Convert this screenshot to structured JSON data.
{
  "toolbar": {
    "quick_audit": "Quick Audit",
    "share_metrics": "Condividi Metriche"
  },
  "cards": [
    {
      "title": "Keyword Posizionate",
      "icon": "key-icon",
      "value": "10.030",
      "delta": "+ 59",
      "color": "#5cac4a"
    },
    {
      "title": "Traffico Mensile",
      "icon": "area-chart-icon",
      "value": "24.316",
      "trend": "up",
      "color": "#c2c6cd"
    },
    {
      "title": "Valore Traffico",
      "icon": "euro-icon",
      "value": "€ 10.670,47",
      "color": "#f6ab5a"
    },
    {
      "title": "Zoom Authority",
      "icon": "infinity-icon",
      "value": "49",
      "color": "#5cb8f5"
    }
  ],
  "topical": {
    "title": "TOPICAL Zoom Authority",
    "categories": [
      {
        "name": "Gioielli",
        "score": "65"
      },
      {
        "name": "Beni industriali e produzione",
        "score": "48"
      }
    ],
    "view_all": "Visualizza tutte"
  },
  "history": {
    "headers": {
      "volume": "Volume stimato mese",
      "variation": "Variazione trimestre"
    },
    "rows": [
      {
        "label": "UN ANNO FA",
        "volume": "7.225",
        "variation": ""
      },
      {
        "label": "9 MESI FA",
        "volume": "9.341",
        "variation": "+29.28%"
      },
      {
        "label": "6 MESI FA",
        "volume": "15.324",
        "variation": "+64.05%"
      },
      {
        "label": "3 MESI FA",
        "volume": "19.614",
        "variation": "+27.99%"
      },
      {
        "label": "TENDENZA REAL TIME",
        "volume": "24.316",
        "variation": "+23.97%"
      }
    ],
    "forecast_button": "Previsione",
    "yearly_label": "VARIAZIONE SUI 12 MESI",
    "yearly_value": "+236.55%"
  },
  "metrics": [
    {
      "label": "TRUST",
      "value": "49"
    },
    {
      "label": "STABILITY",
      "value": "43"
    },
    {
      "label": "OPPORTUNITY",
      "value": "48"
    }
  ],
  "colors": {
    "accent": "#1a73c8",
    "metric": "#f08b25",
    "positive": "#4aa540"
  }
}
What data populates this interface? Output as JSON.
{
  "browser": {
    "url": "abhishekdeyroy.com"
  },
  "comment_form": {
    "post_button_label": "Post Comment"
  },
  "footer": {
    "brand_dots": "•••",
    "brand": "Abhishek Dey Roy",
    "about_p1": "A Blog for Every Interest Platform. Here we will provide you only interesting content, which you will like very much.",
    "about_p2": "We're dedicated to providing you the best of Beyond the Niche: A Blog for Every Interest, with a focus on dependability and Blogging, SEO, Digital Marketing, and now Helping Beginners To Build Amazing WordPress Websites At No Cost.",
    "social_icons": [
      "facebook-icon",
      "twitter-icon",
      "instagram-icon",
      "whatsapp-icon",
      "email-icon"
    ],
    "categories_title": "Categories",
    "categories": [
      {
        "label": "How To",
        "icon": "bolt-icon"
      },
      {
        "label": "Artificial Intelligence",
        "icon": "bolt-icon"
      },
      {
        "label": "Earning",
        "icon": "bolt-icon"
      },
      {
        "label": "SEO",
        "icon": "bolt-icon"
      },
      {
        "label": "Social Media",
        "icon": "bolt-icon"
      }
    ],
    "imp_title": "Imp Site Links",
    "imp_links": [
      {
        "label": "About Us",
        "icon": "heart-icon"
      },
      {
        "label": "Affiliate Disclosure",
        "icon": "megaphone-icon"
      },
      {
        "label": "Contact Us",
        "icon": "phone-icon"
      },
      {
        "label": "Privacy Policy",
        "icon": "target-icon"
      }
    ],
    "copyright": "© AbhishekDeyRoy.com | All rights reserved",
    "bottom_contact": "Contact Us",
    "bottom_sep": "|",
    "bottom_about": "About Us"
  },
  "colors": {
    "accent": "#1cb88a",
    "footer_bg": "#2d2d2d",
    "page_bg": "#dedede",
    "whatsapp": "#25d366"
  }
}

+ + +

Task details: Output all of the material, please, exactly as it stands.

Task response:
Convert this screenshot to structured JSON data.
{
  "toolbar": {
    "quick_audit": "Quick Audit",
    "share_metrics": "Condividi Metriche"
  },
  "cards": [
    {
      "title": "Keyword Posizionate",
      "icon": "key-icon",
      "value": "10.030",
      "delta": "+ 59",
      "color": "#5cac4a"
    },
    {
      "title": "Traffico Mensile",
      "icon": "area-chart-icon",
      "value": "24.316",
      "trend": "up",
      "color": "#c2c6cd"
    },
    {
      "title": "Valore Traffico",
      "icon": "euro-icon",
      "value": "€ 10.670,47",
      "color": "#f6ab5a"
    },
    {
      "title": "Zoom Authority",
      "icon": "infinity-icon",
      "value": "49",
      "color": "#5cb8f5"
    }
  ],
  "topical": {
    "title": "TOPICAL Zoom Authority",
    "categories": [
      {
        "name": "Gioielli",
        "score": "65"
      },
      {
        "name": "Beni industriali e produzione",
        "score": "48"
      }
    ],
    "view_all": "Visualizza tutte"
  },
  "history": {
    "headers": {
      "volume": "Volume stimato mese",
      "variation": "Variazione trimestre"
    },
    "rows": [
      {
        "label": "UN ANNO FA",
        "volume": "7.225",
        "variation": ""
      },
      {
        "label": "9 MESI FA",
        "volume": "9.341",
        "variation": "+29.28%"
      },
      {
        "label": "6 MESI FA",
        "volume": "15.324",
        "variation": "+64.05%"
      },
      {
        "label": "3 MESI FA",
        "volume": "19.614",
        "variation": "+27.99%"
      },
      {
        "label": "TENDENZA REAL TIME",
        "volume": "24.316",
        "variation": "+23.97%"
      }
    ],
    "forecast_button": "Previsione",
    "yearly_label": "VARIAZIONE SUI 12 MESI",
    "yearly_value": "+236.55%"
  },
  "metrics": [
    {
      "label": "TRUST",
      "value": "49"
    },
    {
      "label": "STABILITY",
      "value": "43"
    },
    {
      "label": "OPPORTUNITY",
      "value": "48"
    }
  ],
  "colors": {
    "accent": "#1a73c8",
    "metric": "#f08b25",
    "positive": "#4aa540"
  }
}
What data populates this interface? Output as JSON.
{
  "browser": {
    "url": "abhishekdeyroy.com"
  },
  "comment_form": {
    "post_button_label": "Post Comment"
  },
  "footer": {
    "brand_dots": "•••",
    "brand": "Abhishek Dey Roy",
    "about_p1": "A Blog for Every Interest Platform. Here we will provide you only interesting content, which you will like very much.",
    "about_p2": "We're dedicated to providing you the best of Beyond the Niche: A Blog for Every Interest, with a focus on dependability and Blogging, SEO, Digital Marketing, and now Helping Beginners To Build Amazing WordPress Websites At No Cost.",
    "social_icons": [
      "facebook-icon",
      "twitter-icon",
      "instagram-icon",
      "whatsapp-icon",
      "email-icon"
    ],
    "categories_title": "Categories",
    "categories": [
      {
        "label": "How To",
        "icon": "bolt-icon"
      },
      {
        "label": "Artificial Intelligence",
        "icon": "bolt-icon"
      },
      {
        "label": "Earning",
        "icon": "bolt-icon"
      },
      {
        "label": "SEO",
        "icon": "bolt-icon"
      },
      {
        "label": "Social Media",
        "icon": "bolt-icon"
      }
    ],
    "imp_title": "Imp Site Links",
    "imp_links": [
      {
        "label": "About Us",
        "icon": "heart-icon"
      },
      {
        "label": "Affiliate Disclosure",
        "icon": "megaphone-icon"
      },
      {
        "label": "Contact Us",
        "icon": "phone-icon"
      },
      {
        "label": "Privacy Policy",
        "icon": "target-icon"
      }
    ],
    "copyright": "© AbhishekDeyRoy.com | All rights reserved",
    "bottom_contact": "Contact Us",
    "bottom_sep": "|",
    "bottom_about": "About Us"
  },
  "colors": {
    "accent": "#1cb88a",
    "footer_bg": "#2d2d2d",
    "page_bg": "#dedede",
    "whatsapp": "#25d366"
  }
}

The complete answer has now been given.